But we skipped the other event — a partner “meet-up” party — that’s part of the whole DFMC partner program, and are skipping the next one, too: a big banquet the day before the marathon to honor the runners and the patients and the partner patients who have passed away — which includes a slideshow of the faces of now-dead children. I guess it’s supposed to make people feel fired-up and verklempt and resolute in their commitment to raising money and running 26.2 miles. But you can imagine the effect it has on the many parents of children with cancer — both still here and not — in the audience. The first year I went, while Clio was back at the hospital, I spent most of that slideshow staring at the napkin in my lap. (And, you know, then the finish line got bombed the next day. So there was that.)

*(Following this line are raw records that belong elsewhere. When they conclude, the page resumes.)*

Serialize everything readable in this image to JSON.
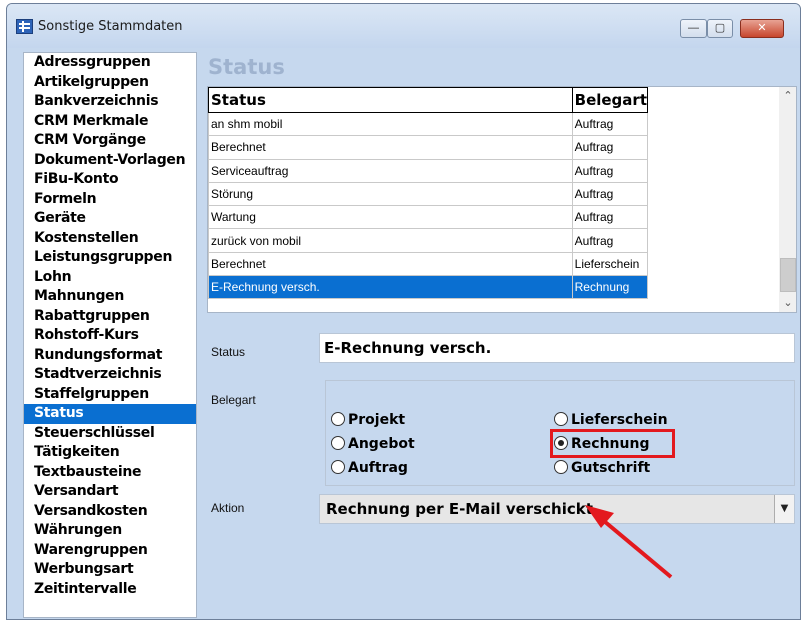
{
  "window": {
    "title": "Sonstige Stammdaten",
    "min_glyph": "—",
    "max_glyph": "▢",
    "close_glyph": "✕"
  },
  "nav": {
    "selected": "Status",
    "items": [
      "Adressgruppen",
      "Artikelgruppen",
      "Bankverzeichnis",
      "CRM Merkmale",
      "CRM Vorgänge",
      "Dokument-Vorlagen",
      "FiBu-Konto",
      "Formeln",
      "Geräte",
      "Kostenstellen",
      "Leistungsgruppen",
      "Lohn",
      "Mahnungen",
      "Rabattgruppen",
      "Rohstoff-Kurs",
      "Rundungsformat",
      "Stadtverzeichnis",
      "Staffelgruppen",
      "Status",
      "Steuerschlüssel",
      "Tätigkeiten",
      "Textbausteine",
      "Versandart",
      "Versandkosten",
      "Währungen",
      "Warengruppen",
      "Werbungsart",
      "Zeitintervalle"
    ]
  },
  "panel": {
    "heading": "Status",
    "table": {
      "columns": [
        "Status",
        "Belegart"
      ],
      "rows": [
        [
          "an shm mobil",
          "Auftrag"
        ],
        [
          "Berechnet",
          "Auftrag"
        ],
        [
          "Serviceauftrag",
          "Auftrag"
        ],
        [
          "Störung",
          "Auftrag"
        ],
        [
          "Wartung",
          "Auftrag"
        ],
        [
          "zurück von mobil",
          "Auftrag"
        ],
        [
          "Berechnet",
          "Lieferschein"
        ],
        [
          "E-Rechnung versch.",
          "Rechnung"
        ]
      ],
      "selected_row": 7
    },
    "scroll_up_glyph": "⌃",
    "scroll_down_glyph": "⌄"
  },
  "form": {
    "status_label": "Status",
    "status_value": "E-Rechnung versch.",
    "belegart_label": "Belegart",
    "belegart_options": {
      "projekt": "Projekt",
      "angebot": "Angebot",
      "auftrag": "Auftrag",
      "lieferschein": "Lieferschein",
      "rechnung": "Rechnung",
      "gutschrift": "Gutschrift"
    },
    "belegart_selected": "Rechnung",
    "aktion_label": "Aktion",
    "aktion_value": "Rechnung per E-Mail verschickt",
    "dropdown_glyph": "▼"
  },
  "annotation": {
    "highlight_color": "#e3191e",
    "arrow_color": "#e3191e"
  }
}
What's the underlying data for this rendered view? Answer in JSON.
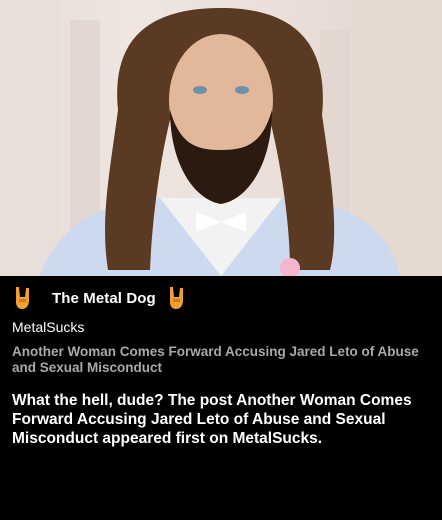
{
  "card": {
    "source_title": "The Metal Dog",
    "site_name": "MetalSucks",
    "headline": "Another Woman Comes Forward Accusing Jared Leto of Abuse and Sexual Misconduct",
    "body": "What the hell, dude? The post Another Woman Comes Forward Accusing Jared Leto of Abuse and Sexual Misconduct appeared first on MetalSucks.",
    "icons": [
      "rock-hand-icon",
      "rock-hand-icon"
    ]
  },
  "colors": {
    "background": "#000000",
    "headline": "#a9a9a9",
    "text": "#ffffff",
    "icon": "#f0a030"
  }
}
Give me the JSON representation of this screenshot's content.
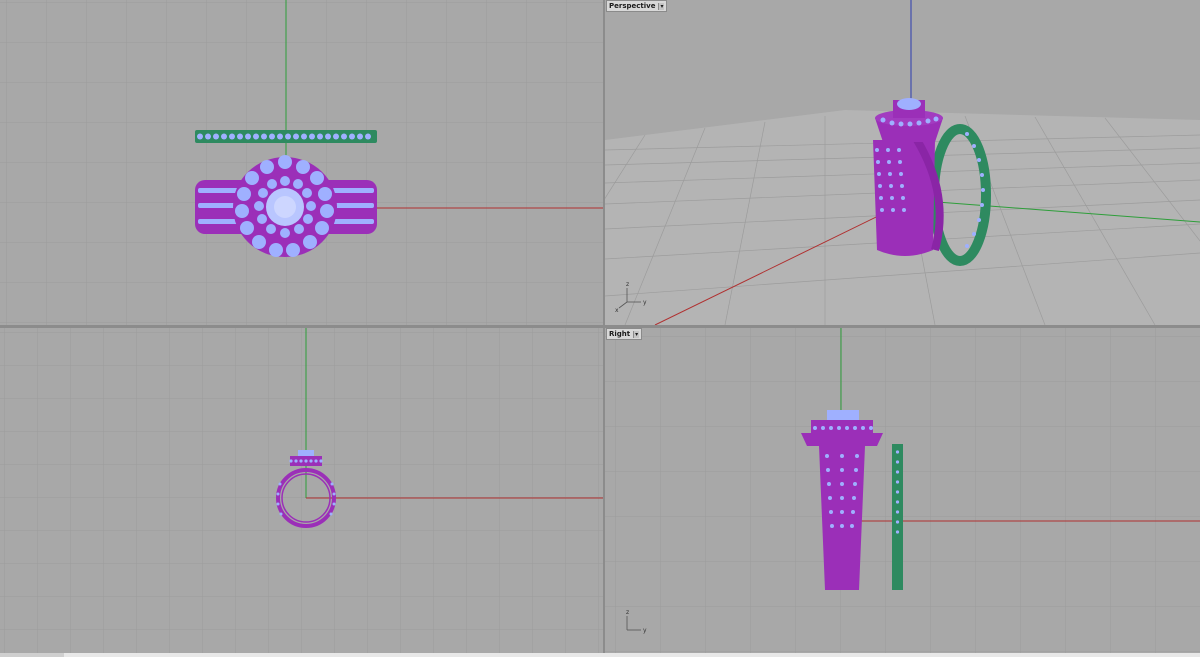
{
  "viewports": {
    "top": {
      "label": ""
    },
    "perspective": {
      "label": "Perspective",
      "menu_icon": "chevron-down-icon"
    },
    "front": {
      "label": ""
    },
    "right": {
      "label": "Right",
      "menu_icon": "chevron-down-icon"
    }
  },
  "axes": {
    "x": "x",
    "y": "y",
    "z": "z"
  },
  "colors": {
    "background": "#a8a8a8",
    "grid": "#9a9a9a",
    "grid_major": "#8f8f8f",
    "axis_x": "#b03030",
    "axis_y": "#2e9e3a",
    "axis_z": "#2c3cb0",
    "engagement_ring": "#9b2fb8",
    "stones": "#9fb0ff",
    "band": "#2e8a60"
  }
}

We are, however, planning to go watch the marathon at mile 25 again, and give Katelin hugs when she runs past. I’ve always loved watching the marathon, for as long as I’ve lived in Boston, and Elsa loves it too. (Clio, honestly, could take it or leave it, but she’s a good sport!)
But back to that poster party: There was a little girl there, decorating her poster next to us. A little girl with a fuzz of post-chemo hair and a turned up nose and chubby steroid cheeks and a sweet smile and she reminded me so much of the Clio of a year or so ago. I got tearful, and I had to go to the bathroom and collect myself.
What is that surge of emotion about? I can’t quite put a finger on it. It’s a strange mix of nostalgia (how sweet and resilient and brave she was through all of it; what a sense of purpose and clarity we had) and sadness and pain.
I think now that we’re farther away from it all, no longer in the high seas of our crappy little boat trip, it hits me in a way that’s almost closer to the way it hit when Clio was first diagnosed. The fear isn’t there the way it was then, but the pain and even a little shock are. A feeling of: what the f— just happened??
It rises up in both expected and unexpected moments. Yesterday we were over at Children’s for a follow-up meeting on neuropsych testing Clio had down (more on that later), and as we were waiting to go in, I looked out the window and could see across to another wing of the hospital, and saw crayon drawings and words on kids’ hospital room windows; saw toys sitting on the sills. Little kid scribbles and stuffed animals; teenage peace signs and books. I saw a couple of parents through the windows. I remembered what that was like, living in those rooms — the worry, the tedium, the paradoxical sense of powerlessness and determination. The grieving for life before.
Before, before, before.